*** Source records ***

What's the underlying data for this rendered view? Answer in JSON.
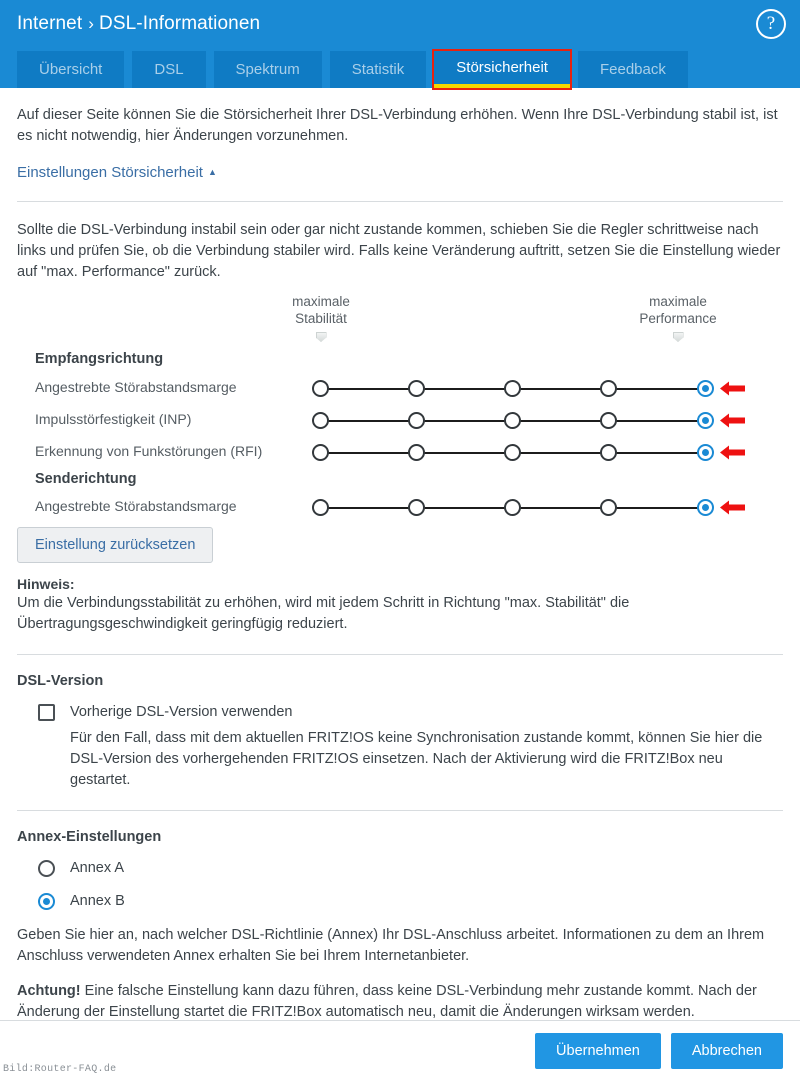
{
  "header": {
    "breadcrumb_root": "Internet",
    "breadcrumb_sep": "›",
    "breadcrumb_page": "DSL-Informationen",
    "help_icon_label": "?",
    "bg_color": "#1a8ad4",
    "tabs": [
      {
        "label": "Übersicht",
        "active": false
      },
      {
        "label": "DSL",
        "active": false
      },
      {
        "label": "Spektrum",
        "active": false
      },
      {
        "label": "Statistik",
        "active": false
      },
      {
        "label": "Störsicherheit",
        "active": true
      },
      {
        "label": "Feedback",
        "active": false
      }
    ],
    "active_tab_underline_color": "#f5d800",
    "annotation_box_color": "#e8220f"
  },
  "intro": {
    "text": "Auf dieser Seite können Sie die Störsicherheit Ihrer DSL-Verbindung erhöhen. Wenn Ihre DSL-Verbindung stabil ist, ist es nicht notwendig, hier Änderungen vorzunehmen.",
    "accordion_label": "Einstellungen Störsicherheit",
    "accordion_caret": "▲"
  },
  "sliders": {
    "instruction": "Sollte die DSL-Verbindung instabil sein oder gar nicht zustande kommen, schieben Sie die Regler schrittweise nach links und prüfen Sie, ob die Verbindung stabiler wird. Falls keine Veränderung auftritt, setzen Sie die Einstellung wieder auf \"max. Performance\" zurück.",
    "scale_left_line1": "maximale",
    "scale_left_line2": "Stabilität",
    "scale_right_line1": "maximale",
    "scale_right_line2": "Performance",
    "group_receive": "Empfangsrichtung",
    "group_send": "Senderichtung",
    "steps": 5,
    "rows": [
      {
        "label": "Angestrebte Störabstandsmarge",
        "selected_step": 5,
        "group": "Empfangsrichtung",
        "arrow": true
      },
      {
        "label": "Impulsstörfestigkeit (INP)",
        "selected_step": 5,
        "group": "Empfangsrichtung",
        "arrow": true
      },
      {
        "label": "Erkennung von Funkstörungen (RFI)",
        "selected_step": 5,
        "group": "Empfangsrichtung",
        "arrow": true
      },
      {
        "label": "Angestrebte Störabstandsmarge",
        "selected_step": 5,
        "group": "Senderichtung",
        "arrow": true
      }
    ],
    "selected_color": "#1a8ad4",
    "arrow_color": "#ee1111",
    "reset_button": "Einstellung zurücksetzen",
    "note_title": "Hinweis:",
    "note_text": "Um die Verbindungsstabilität zu erhöhen, wird mit jedem Schritt in Richtung \"max. Stabilität\" die Übertragungsgeschwindigkeit geringfügig reduziert."
  },
  "dsl_version": {
    "heading": "DSL-Version",
    "checkbox_label": "Vorherige DSL-Version verwenden",
    "checkbox_checked": false,
    "description": "Für den Fall, dass mit dem aktuellen FRITZ!OS keine Synchronisation zustande kommt, können Sie hier die DSL-Version des vorhergehenden FRITZ!OS einsetzen. Nach der Aktivierung wird die FRITZ!Box neu gestartet."
  },
  "annex": {
    "heading": "Annex-Einstellungen",
    "options": [
      {
        "label": "Annex A",
        "selected": false
      },
      {
        "label": "Annex B",
        "selected": true
      }
    ],
    "description": "Geben Sie hier an, nach welcher DSL-Richtlinie (Annex) Ihr DSL-Anschluss arbeitet. Informationen zu dem an Ihrem Anschluss verwendeten Annex erhalten Sie bei Ihrem Internetanbieter.",
    "warning_label": "Achtung!",
    "warning_text": " Eine falsche Einstellung kann dazu führen, dass keine DSL-Verbindung mehr zustande kommt. Nach der Änderung der Einstellung startet die FRITZ!Box automatisch neu, damit die Änderungen wirksam werden."
  },
  "footer": {
    "apply_label": "Übernehmen",
    "cancel_label": "Abbrechen",
    "button_color": "#2196e3"
  },
  "watermark": "Bild:Router-FAQ.de"
}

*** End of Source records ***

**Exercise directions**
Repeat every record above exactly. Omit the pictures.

**Response to the exercise**
What's the underlying data for this rendered view? Answer in JSON.
{
  "header": {
    "breadcrumb_root": "Internet",
    "breadcrumb_sep": "›",
    "breadcrumb_page": "DSL-Informationen",
    "help_icon_label": "?",
    "bg_color": "#1a8ad4",
    "tabs": [
      {
        "label": "Übersicht",
        "active": false
      },
      {
        "label": "DSL",
        "active": false
      },
      {
        "label": "Spektrum",
        "active": false
      },
      {
        "label": "Statistik",
        "active": false
      },
      {
        "label": "Störsicherheit",
        "active": true
      },
      {
        "label": "Feedback",
        "active": false
      }
    ],
    "active_tab_underline_color": "#f5d800",
    "annotation_box_color": "#e8220f"
  },
  "intro": {
    "text": "Auf dieser Seite können Sie die Störsicherheit Ihrer DSL-Verbindung erhöhen. Wenn Ihre DSL-Verbindung stabil ist, ist es nicht notwendig, hier Änderungen vorzunehmen.",
    "accordion_label": "Einstellungen Störsicherheit",
    "accordion_caret": "▲"
  },
  "sliders": {
    "instruction": "Sollte die DSL-Verbindung instabil sein oder gar nicht zustande kommen, schieben Sie die Regler schrittweise nach links und prüfen Sie, ob die Verbindung stabiler wird. Falls keine Veränderung auftritt, setzen Sie die Einstellung wieder auf \"max. Performance\" zurück.",
    "scale_left_line1": "maximale",
    "scale_left_line2": "Stabilität",
    "scale_right_line1": "maximale",
    "scale_right_line2": "Performance",
    "group_receive": "Empfangsrichtung",
    "group_send": "Senderichtung",
    "steps": 5,
    "rows": [
      {
        "label": "Angestrebte Störabstandsmarge",
        "selected_step": 5,
        "group": "Empfangsrichtung",
        "arrow": true
      },
      {
        "label": "Impulsstörfestigkeit (INP)",
        "selected_step": 5,
        "group": "Empfangsrichtung",
        "arrow": true
      },
      {
        "label": "Erkennung von Funkstörungen (RFI)",
        "selected_step": 5,
        "group": "Empfangsrichtung",
        "arrow": true
      },
      {
        "label": "Angestrebte Störabstandsmarge",
        "selected_step": 5,
        "group": "Senderichtung",
        "arrow": true
      }
    ],
    "selected_color": "#1a8ad4",
    "arrow_color": "#ee1111",
    "reset_button": "Einstellung zurücksetzen",
    "note_title": "Hinweis:",
    "note_text": "Um die Verbindungsstabilität zu erhöhen, wird mit jedem Schritt in Richtung \"max. Stabilität\" die Übertragungsgeschwindigkeit geringfügig reduziert."
  },
  "dsl_version": {
    "heading": "DSL-Version",
    "checkbox_label": "Vorherige DSL-Version verwenden",
    "checkbox_checked": false,
    "description": "Für den Fall, dass mit dem aktuellen FRITZ!OS keine Synchronisation zustande kommt, können Sie hier die DSL-Version des vorhergehenden FRITZ!OS einsetzen. Nach der Aktivierung wird die FRITZ!Box neu gestartet."
  },
  "annex": {
    "heading": "Annex-Einstellungen",
    "options": [
      {
        "label": "Annex A",
        "selected": false
      },
      {
        "label": "Annex B",
        "selected": true
      }
    ],
    "description": "Geben Sie hier an, nach welcher DSL-Richtlinie (Annex) Ihr DSL-Anschluss arbeitet. Informationen zu dem an Ihrem Anschluss verwendeten Annex erhalten Sie bei Ihrem Internetanbieter.",
    "warning_label": "Achtung!",
    "warning_text": " Eine falsche Einstellung kann dazu führen, dass keine DSL-Verbindung mehr zustande kommt. Nach der Änderung der Einstellung startet die FRITZ!Box automatisch neu, damit die Änderungen wirksam werden."
  },
  "footer": {
    "apply_label": "Übernehmen",
    "cancel_label": "Abbrechen",
    "button_color": "#2196e3"
  },
  "watermark": "Bild:Router-FAQ.de"
}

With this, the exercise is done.